About 3 days after your tooth extraction, your gums will begin to heal and close around the removal site. And finally, 7-10 days after your procedure, the opening left by your extracted tooth should be closed (or almost closed), and your gums should no longer be tender or swollen.

Does gauze prevent dry socket?

How to prevent dry socket. The American Dental Association recommends you keep gauze over your extraction site for 30 to 45 minutes after surgery. This encourages a blood clot to form and can help prevent dry socket. If you smoke, you may ask for a special oxidized cellulose dental dressing to help prevent dry socket.

What should my tooth extraction site look like after 3 days?

3 Days Post Extraction

After about 3 days, the empty tooth socket will have mostly healed. There should be no more bleeding present, and swelling should be minimal at this point. You may still experience some tenderness or soreness, but you should no longer feel pain or discomfort.

How do I know if I have dry socket or normal pain?

You probably experience a dry socket if you can look into your open mouth in a mirror and see the bone where your tooth was before. The explicit throbbing pain in your jaw represents another telltale signal of dry sockets.
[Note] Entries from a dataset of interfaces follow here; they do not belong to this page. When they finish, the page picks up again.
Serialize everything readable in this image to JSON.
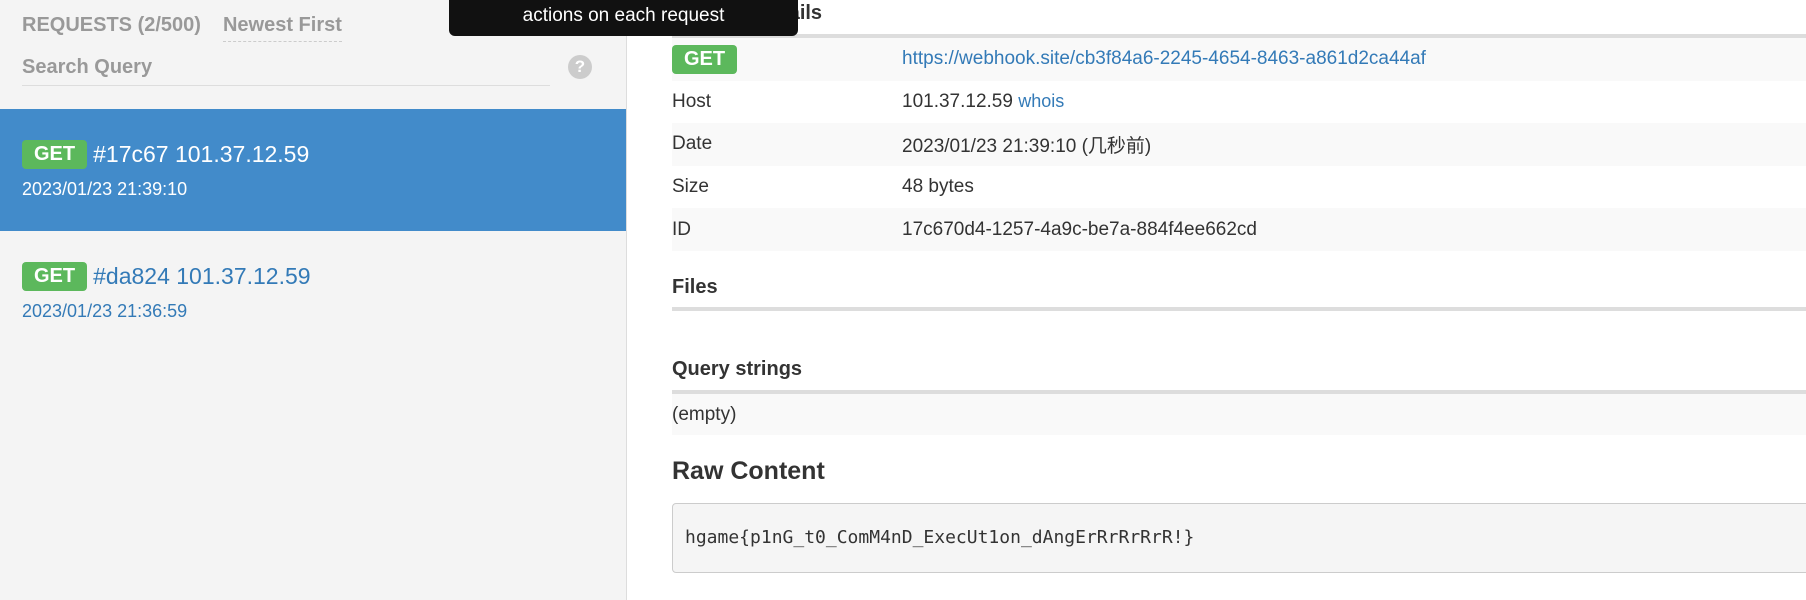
{
  "sidebar": {
    "title": "REQUESTS (2/500)",
    "sort": "Newest First",
    "search_placeholder": "Search Query",
    "help": "?",
    "items": [
      {
        "method": "GET",
        "title": "#17c67 101.37.12.59",
        "date": "2023/01/23 21:39:10"
      },
      {
        "method": "GET",
        "title": "#da824 101.37.12.59",
        "date": "2023/01/23 21:36:59"
      }
    ]
  },
  "tooltip": "actions on each request",
  "details": {
    "heading": "Request Details",
    "method": "GET",
    "url": "https://webhook.site/cb3f84a6-2245-4654-8463-a861d2ca44af",
    "host_label": "Host",
    "host": "101.37.12.59",
    "whois": "whois",
    "date_label": "Date",
    "date": "2023/01/23 21:39:10 (几秒前)",
    "size_label": "Size",
    "size": "48 bytes",
    "id_label": "ID",
    "id": "17c670d4-1257-4a9c-be7a-884f4ee662cd"
  },
  "files": {
    "heading": "Files"
  },
  "query": {
    "heading": "Query strings",
    "value": "(empty)"
  },
  "raw": {
    "heading": "Raw Content",
    "content": "hgame{p1nG_t0_ComM4nD_ExecUt1on_dAngErRrRrRrR!}"
  },
  "colors": {
    "accent": "#428bca",
    "get": "#5cb85c"
  }
}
The pain may reach your ear, eye, temple or neck from the extraction site.